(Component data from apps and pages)
--------------------

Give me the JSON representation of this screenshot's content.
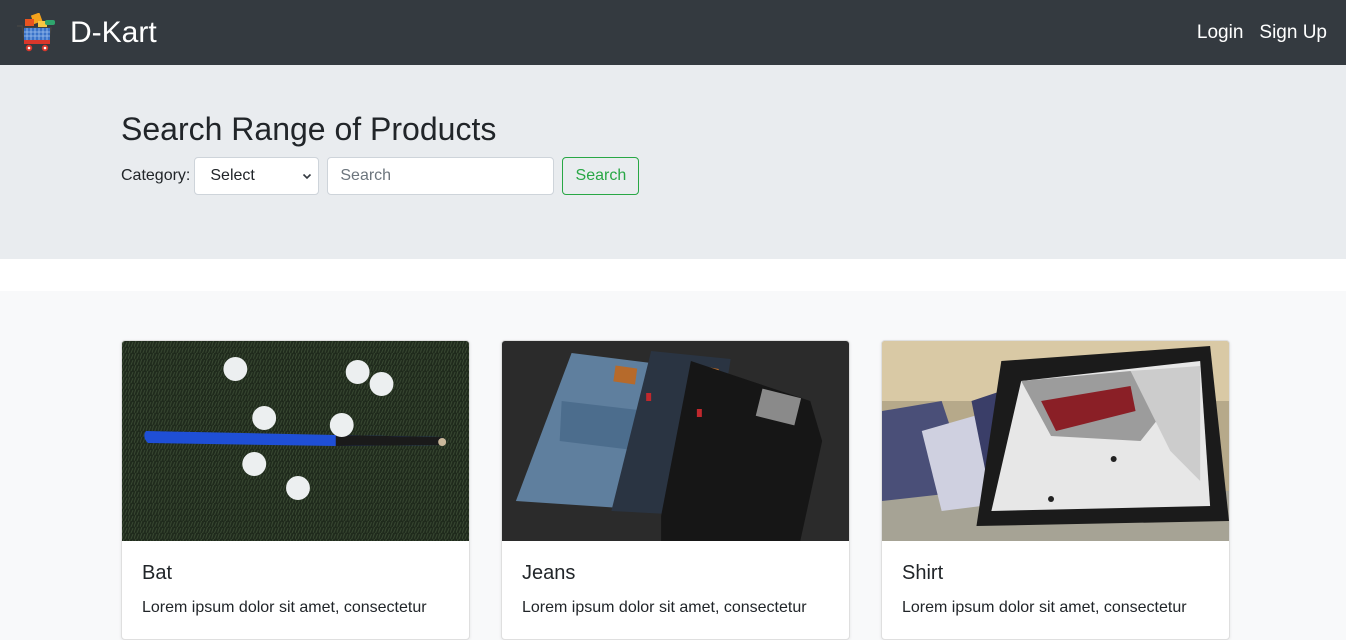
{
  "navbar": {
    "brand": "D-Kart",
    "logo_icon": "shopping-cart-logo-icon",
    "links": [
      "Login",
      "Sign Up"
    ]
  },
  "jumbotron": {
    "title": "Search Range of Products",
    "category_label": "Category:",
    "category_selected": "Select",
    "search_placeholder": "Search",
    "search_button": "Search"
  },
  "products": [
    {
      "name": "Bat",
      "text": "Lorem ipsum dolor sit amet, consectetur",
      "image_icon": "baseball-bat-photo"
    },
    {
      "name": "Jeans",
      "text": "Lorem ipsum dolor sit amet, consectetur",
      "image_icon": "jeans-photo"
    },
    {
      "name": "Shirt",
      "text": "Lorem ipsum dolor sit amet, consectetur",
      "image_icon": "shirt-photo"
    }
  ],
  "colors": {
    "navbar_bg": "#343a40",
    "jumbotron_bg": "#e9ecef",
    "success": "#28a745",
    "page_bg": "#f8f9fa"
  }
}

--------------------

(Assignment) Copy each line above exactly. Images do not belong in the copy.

(Response area)
Give me the JSON representation of this screenshot's content.
{
  "navbar": {
    "brand": "D-Kart",
    "logo_icon": "shopping-cart-logo-icon",
    "links": [
      "Login",
      "Sign Up"
    ]
  },
  "jumbotron": {
    "title": "Search Range of Products",
    "category_label": "Category:",
    "category_selected": "Select",
    "search_placeholder": "Search",
    "search_button": "Search"
  },
  "products": [
    {
      "name": "Bat",
      "text": "Lorem ipsum dolor sit amet, consectetur",
      "image_icon": "baseball-bat-photo"
    },
    {
      "name": "Jeans",
      "text": "Lorem ipsum dolor sit amet, consectetur",
      "image_icon": "jeans-photo"
    },
    {
      "name": "Shirt",
      "text": "Lorem ipsum dolor sit amet, consectetur",
      "image_icon": "shirt-photo"
    }
  ],
  "colors": {
    "navbar_bg": "#343a40",
    "jumbotron_bg": "#e9ecef",
    "success": "#28a745",
    "page_bg": "#f8f9fa"
  }
}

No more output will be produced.